— TASK DESCRIPTION —
Read the records and write them out again exactly.

— MATERIAL PROVIDED —
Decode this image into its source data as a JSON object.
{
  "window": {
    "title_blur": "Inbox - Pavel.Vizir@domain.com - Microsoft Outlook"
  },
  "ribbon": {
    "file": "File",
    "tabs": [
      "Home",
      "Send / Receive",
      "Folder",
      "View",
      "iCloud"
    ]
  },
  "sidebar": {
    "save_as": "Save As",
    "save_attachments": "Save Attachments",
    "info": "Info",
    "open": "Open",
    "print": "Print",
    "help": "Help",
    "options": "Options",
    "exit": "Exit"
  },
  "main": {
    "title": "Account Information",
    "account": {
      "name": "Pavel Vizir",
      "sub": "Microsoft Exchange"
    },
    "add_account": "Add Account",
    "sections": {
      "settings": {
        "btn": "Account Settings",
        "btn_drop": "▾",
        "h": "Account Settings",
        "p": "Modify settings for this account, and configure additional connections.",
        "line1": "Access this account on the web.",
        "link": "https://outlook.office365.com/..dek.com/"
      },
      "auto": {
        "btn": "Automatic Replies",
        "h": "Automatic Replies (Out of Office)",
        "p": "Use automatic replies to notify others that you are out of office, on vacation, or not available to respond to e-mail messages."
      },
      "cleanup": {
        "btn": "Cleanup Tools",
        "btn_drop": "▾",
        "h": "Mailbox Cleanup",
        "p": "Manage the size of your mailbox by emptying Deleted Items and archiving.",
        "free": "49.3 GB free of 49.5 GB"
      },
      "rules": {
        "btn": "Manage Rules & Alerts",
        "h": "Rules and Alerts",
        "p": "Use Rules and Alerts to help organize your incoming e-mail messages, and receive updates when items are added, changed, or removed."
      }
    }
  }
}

— RESULT OF THIS EXERCISE —
Decode this image into its source data as a JSON object.
{
  "window": {
    "title_blur": "Inbox - Pavel.Vizir@domain.com - Microsoft Outlook"
  },
  "ribbon": {
    "file": "File",
    "tabs": [
      "Home",
      "Send / Receive",
      "Folder",
      "View",
      "iCloud"
    ]
  },
  "sidebar": {
    "save_as": "Save As",
    "save_attachments": "Save Attachments",
    "info": "Info",
    "open": "Open",
    "print": "Print",
    "help": "Help",
    "options": "Options",
    "exit": "Exit"
  },
  "main": {
    "title": "Account Information",
    "account": {
      "name": "Pavel Vizir",
      "sub": "Microsoft Exchange"
    },
    "add_account": "Add Account",
    "sections": {
      "settings": {
        "btn": "Account Settings",
        "btn_drop": "▾",
        "h": "Account Settings",
        "p": "Modify settings for this account, and configure additional connections.",
        "line1": "Access this account on the web.",
        "link": "https://outlook.office365.com/..dek.com/"
      },
      "auto": {
        "btn": "Automatic Replies",
        "h": "Automatic Replies (Out of Office)",
        "p": "Use automatic replies to notify others that you are out of office, on vacation, or not available to respond to e-mail messages."
      },
      "cleanup": {
        "btn": "Cleanup Tools",
        "btn_drop": "▾",
        "h": "Mailbox Cleanup",
        "p": "Manage the size of your mailbox by emptying Deleted Items and archiving.",
        "free": "49.3 GB free of 49.5 GB"
      },
      "rules": {
        "btn": "Manage Rules & Alerts",
        "h": "Rules and Alerts",
        "p": "Use Rules and Alerts to help organize your incoming e-mail messages, and receive updates when items are added, changed, or removed."
      }
    }
  }
}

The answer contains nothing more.